With an accout for my.chemeurope.com you can always see everything at a glance – and you can configure your own website and individual newsletter.
- My watch list
- My saved searches
- My saved topics
- My newsletter
Ununbium (pronounced /juːˈnʌnbiəm/), or eka-mercury, is a temporary IUPAC systematic element name for a chemical element in the periodic table that has the temporary symbol Uub and the atomic number 112. Element 112 is one of the superheavy elements. Following periodic trends, one might expect a liquid metal more volatile than mercury. However, some experimental work so far indicates a gas and theoretical considerations also point to properties more similar to a noble gas than to mercury.
Ununbium was first created on February 9, 1996 at the Gesellschaft für Schwerionenforschung (GSI) in Darmstadt, Germany. This element was created by fusing a zinc-70 nucleus with a lead-208 nucleus by accelerating zinc nuclei into a lead target in a heavy ion accelerator. The two ununbium nuclei so produced had a mass number of 277.
The element was synthesized in 2000 and 2004 in the Joint Institute for Nuclear Research, Russia.
In May 2006 in the JINR synthesis of this element was confirmed by another method. The isotope 282Uub was identified as a final product of this series of alpha decays:

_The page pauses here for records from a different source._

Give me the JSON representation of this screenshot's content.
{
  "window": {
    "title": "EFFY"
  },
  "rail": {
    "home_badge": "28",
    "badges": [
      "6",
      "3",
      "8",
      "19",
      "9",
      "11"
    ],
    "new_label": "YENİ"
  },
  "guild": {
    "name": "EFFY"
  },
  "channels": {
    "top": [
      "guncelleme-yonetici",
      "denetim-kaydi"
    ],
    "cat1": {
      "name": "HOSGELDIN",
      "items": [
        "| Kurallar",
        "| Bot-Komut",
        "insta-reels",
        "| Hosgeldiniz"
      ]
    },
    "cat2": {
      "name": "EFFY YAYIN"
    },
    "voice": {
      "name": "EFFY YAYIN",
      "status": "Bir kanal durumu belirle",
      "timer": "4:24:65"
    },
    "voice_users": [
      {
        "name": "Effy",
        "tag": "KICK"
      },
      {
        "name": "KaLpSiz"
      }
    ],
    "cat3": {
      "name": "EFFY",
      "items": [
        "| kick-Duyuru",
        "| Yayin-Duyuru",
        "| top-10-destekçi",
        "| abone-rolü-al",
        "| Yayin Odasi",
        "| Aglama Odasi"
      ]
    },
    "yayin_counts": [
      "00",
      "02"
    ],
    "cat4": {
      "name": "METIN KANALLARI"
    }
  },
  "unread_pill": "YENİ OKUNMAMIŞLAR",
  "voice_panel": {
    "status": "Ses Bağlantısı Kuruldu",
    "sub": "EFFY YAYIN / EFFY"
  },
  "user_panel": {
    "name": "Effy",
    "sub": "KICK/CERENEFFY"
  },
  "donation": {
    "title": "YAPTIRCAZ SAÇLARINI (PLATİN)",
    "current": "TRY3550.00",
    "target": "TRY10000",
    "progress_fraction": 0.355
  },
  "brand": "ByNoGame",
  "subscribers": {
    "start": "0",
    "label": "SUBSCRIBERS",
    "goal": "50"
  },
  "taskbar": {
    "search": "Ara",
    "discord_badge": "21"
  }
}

|This article is licensed under the GNU Free Documentation License. It uses material from the Wikipedia article "Ununbium". A list of authors is available in Wikipedia.|